However, not all types of seafood contain high levels of mercury. The FDA has issued guidelines on which types of seafood are safe to eat and how much you can consume. Generally, smaller fish and shellfish are lower in mercury, while larger fish like swordfish and shark tend to have higher levels of mercury.
Seafood and Allergies
Seafood allergies are also a concern for some people. Seafood allergies are one of the most common food allergies, and they can cause a wide range of symptoms, from mild itching and hives to severe anaphylaxis.
If you have a seafood allergy, it’s essential to avoid all types of seafood and any products that may contain seafood, such as fish sauce or Worcestershire sauce.

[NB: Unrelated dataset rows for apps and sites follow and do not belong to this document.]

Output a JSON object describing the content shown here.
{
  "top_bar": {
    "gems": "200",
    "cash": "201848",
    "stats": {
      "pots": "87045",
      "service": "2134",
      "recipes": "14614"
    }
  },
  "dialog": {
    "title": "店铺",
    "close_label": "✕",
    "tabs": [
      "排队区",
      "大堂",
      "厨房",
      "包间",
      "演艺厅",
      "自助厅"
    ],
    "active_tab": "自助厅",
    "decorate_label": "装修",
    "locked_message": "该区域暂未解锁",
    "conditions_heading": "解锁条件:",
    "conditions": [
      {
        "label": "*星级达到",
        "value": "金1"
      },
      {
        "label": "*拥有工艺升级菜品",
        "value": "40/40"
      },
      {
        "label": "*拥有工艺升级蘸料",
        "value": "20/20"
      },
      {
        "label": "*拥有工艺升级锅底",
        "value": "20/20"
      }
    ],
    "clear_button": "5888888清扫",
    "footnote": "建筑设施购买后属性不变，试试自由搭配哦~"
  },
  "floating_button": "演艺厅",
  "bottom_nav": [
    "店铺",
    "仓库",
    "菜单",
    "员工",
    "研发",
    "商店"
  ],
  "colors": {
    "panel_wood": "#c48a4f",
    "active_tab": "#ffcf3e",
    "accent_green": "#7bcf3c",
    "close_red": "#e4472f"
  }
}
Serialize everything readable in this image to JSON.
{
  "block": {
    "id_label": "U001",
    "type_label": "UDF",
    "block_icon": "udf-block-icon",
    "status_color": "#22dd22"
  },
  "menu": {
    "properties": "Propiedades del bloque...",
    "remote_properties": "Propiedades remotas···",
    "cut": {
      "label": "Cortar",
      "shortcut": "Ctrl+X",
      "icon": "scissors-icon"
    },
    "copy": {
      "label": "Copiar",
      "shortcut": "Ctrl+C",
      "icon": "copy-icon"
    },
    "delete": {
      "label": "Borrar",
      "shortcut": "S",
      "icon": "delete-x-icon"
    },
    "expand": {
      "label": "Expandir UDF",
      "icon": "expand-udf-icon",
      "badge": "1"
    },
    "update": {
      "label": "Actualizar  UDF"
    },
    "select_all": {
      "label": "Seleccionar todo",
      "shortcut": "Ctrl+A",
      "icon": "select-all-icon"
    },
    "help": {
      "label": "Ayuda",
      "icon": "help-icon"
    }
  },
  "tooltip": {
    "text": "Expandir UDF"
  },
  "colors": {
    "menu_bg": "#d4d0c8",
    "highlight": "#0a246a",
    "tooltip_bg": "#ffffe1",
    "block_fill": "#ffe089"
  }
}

FAQs – Does Seafood Give You High Cholesterol?
What is cholesterol?
Cholesterol is a substance that is found in the blood and is essential for normal body functioning. It is a type of fat that helps to build cells and produce hormones. However, high levels of cholesterol can increase the risk of heart disease especially when the levels of LDL (bad cholesterol) is high.
Does seafood give you high cholesterol?
Seafood is generally considered to be a healthy food source because of its high protein content, low saturated fat, and omega-3 fatty acids. However, some seafood can have elevated levels of cholesterol, such as shrimps and lobsters. It is important to note that dietary cholesterol has a minimal impact on blood cholesterol levels in most people, as the liver adjusts the production of cholesterol in response to dietary intake.
What types of seafood should be avoided due to high cholesterol levels?
Seafoods that are high in cholesterol like, shrimp, prawns, squid, scallops, lobster and crab are safe to consume in moderation. However, it is important to note that some of these seafood options can be high in saturated fat, which may impact cholesterol levels and increase the risk of heart disease. It is best to limit the intake of deep-fried seafood and choose grilled, broiled, or steamed options instead.
How much seafood should I consume to maintain healthy cholesterol levels?
The American Heart Association recommends eating at least two servings of seafood per week for a healthy and balanced diet. This is because seafood is a good source of heart-healthy omega-3 fatty acids. It is also important to ensure you are eating a variety of seafood to get a combination of nutrients and to limit the intake of seafood that is high in saturated fat.
Are there any other dietary changes I can make to improve my cholesterol levels?
Aside from eating moderate portions of seafood, you can also make other dietary changes to help manage cholesterol levels. Consuming more fruits, vegetables, whole grains, and lean protein sources like beans, tofu, and chicken can improve heart health. Reducing the intake of saturated fats, such as processed foods and meats, can also help maintain healthy cholesterol levels. Exercise and managing stress levels are additional lifestyle changes that may help manage cholesterol levels.